In reality, the £10 minimum agreed by the TUC almost 5 years ago is rapidly falling behind a genuine living wage, with at least 14 per cent inflation since, which is why Usdaw (in our forthcoming annual conference document) calls for £10 as the immediate minimum, “rising with either inflation or average wages, whichever is greater”.
Alongside calls for more systematic action on equal pay for women workers, these fighting demands could and should be used to engage, motivate and mobilise workers into action.
Workers Need SocialismUnderlying the wide-ranging policies being debated at STUC is the urgent need for root and branch transformation of the entire system we live under.

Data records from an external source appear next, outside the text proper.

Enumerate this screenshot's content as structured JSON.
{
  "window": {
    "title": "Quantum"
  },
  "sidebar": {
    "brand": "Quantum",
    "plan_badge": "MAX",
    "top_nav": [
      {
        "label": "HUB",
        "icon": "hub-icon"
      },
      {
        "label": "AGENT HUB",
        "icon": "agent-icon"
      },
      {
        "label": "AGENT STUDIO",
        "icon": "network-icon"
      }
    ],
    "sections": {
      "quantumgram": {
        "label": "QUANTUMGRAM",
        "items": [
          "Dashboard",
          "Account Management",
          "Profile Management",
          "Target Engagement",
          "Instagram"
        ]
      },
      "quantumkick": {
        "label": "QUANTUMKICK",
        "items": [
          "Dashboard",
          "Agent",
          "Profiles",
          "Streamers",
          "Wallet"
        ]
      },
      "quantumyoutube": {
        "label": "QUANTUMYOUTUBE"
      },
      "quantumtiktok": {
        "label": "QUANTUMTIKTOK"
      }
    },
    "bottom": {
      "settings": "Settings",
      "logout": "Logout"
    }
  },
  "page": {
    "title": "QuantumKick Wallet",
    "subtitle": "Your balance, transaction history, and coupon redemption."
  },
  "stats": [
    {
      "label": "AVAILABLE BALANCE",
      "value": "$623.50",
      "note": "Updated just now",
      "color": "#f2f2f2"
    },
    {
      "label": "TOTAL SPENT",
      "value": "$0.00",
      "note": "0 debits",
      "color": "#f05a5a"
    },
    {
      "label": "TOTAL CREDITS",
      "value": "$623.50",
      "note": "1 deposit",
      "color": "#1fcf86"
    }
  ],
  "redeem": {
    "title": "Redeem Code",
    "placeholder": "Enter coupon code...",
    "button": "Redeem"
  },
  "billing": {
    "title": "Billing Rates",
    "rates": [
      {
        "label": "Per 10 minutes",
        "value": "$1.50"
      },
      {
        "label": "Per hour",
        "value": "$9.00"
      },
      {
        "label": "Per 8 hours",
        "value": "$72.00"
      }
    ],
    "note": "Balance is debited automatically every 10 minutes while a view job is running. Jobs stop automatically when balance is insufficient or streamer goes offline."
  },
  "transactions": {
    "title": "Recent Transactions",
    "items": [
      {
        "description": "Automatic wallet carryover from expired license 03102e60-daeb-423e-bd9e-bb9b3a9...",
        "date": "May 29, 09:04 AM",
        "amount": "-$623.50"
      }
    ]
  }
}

Every specific demand for action points to the need for democratic public ownership and control of industries and services, if workers are not to remain enslaved by the pursuit of maximum profit by those in power. In one word, it demands socialism.
That won’t be gifted to us by the capitalist class, nor by parties married to the mis-named 'free enterprise' economy.
It won’t be achieved by resting on our laurels after agreeing transformative policies at STUC Congress.
It requires consciously-led mass action around achieving those policies, rooted in an understanding that we are engaged in a struggle between opposing classes.
We need to prepare workers at every level for what is at stake.
If we fail to prepare, we have to prepare to fail!
With a socialist vision of the future, and key fighting policies to mobilise around, pockets of struggle in recent times prove that we can organise to win. The alternative is too horrendous to contemplate, regardless of the details around Brexit.